*** SUPPLIED ENTRIES
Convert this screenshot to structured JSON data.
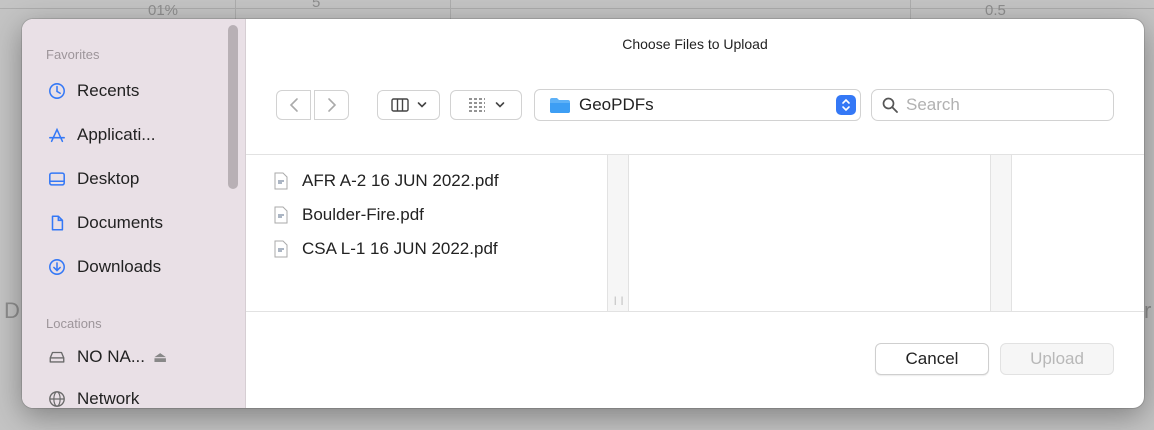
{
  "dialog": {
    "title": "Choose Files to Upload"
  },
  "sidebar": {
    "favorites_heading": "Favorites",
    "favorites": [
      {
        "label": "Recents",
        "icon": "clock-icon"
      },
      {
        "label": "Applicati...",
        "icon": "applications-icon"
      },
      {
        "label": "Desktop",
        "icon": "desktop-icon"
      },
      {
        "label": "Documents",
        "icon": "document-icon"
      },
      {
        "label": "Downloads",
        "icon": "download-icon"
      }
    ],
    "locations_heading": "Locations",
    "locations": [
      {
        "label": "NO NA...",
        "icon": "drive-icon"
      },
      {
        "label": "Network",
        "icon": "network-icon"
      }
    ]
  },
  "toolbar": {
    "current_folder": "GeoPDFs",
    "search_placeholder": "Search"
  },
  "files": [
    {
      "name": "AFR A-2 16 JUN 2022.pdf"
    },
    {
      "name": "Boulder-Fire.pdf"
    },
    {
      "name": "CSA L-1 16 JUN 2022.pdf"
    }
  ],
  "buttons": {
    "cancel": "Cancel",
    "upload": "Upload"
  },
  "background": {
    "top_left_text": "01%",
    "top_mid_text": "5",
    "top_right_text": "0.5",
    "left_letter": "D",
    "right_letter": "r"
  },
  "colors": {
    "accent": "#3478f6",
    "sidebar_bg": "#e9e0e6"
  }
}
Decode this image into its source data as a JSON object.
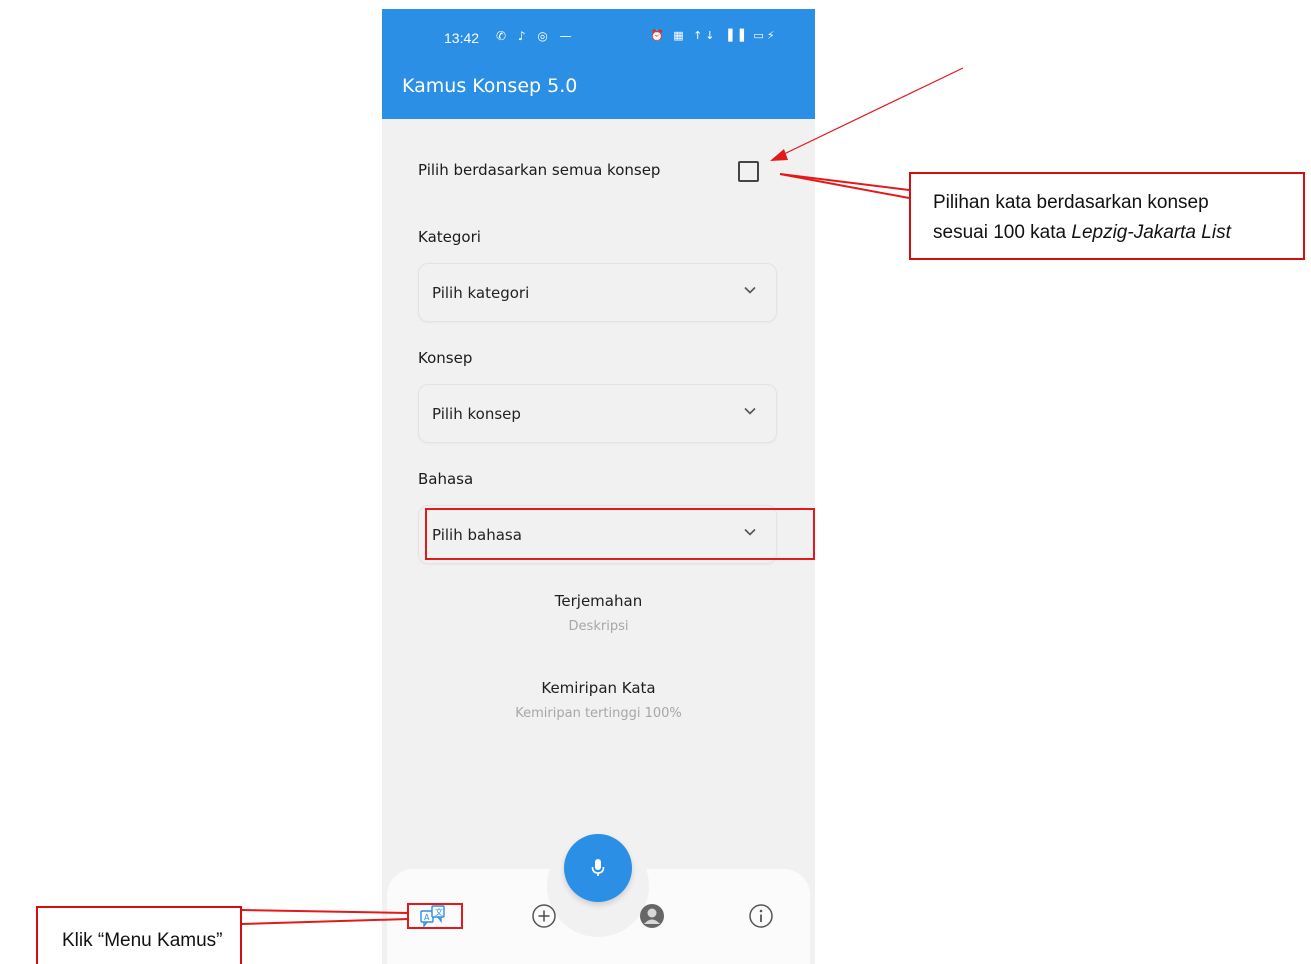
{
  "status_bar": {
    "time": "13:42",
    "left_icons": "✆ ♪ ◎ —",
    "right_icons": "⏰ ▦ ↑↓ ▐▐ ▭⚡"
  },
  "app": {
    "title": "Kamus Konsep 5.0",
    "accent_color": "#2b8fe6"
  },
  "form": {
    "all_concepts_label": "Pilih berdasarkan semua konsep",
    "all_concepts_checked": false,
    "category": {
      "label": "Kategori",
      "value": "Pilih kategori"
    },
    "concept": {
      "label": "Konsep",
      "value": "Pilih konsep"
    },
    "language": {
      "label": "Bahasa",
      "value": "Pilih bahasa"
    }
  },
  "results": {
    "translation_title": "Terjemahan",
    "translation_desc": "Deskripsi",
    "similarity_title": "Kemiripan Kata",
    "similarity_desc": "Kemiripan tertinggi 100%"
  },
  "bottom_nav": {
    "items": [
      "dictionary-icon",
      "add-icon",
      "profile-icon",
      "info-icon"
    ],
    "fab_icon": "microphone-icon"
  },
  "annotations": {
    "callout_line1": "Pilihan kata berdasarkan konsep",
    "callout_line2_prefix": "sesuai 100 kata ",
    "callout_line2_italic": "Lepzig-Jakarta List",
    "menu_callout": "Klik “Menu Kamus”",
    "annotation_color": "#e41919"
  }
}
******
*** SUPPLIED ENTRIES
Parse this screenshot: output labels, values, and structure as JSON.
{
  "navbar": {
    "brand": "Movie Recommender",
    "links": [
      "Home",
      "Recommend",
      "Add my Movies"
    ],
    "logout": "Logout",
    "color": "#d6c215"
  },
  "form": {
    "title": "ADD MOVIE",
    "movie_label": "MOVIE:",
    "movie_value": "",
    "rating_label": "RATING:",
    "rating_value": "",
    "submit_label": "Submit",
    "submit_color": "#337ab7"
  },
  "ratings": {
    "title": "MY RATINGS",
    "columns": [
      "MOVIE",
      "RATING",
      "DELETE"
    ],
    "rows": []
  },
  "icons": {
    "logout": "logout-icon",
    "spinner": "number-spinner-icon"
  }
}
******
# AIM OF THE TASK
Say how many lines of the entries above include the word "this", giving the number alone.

# TASK RESULT
3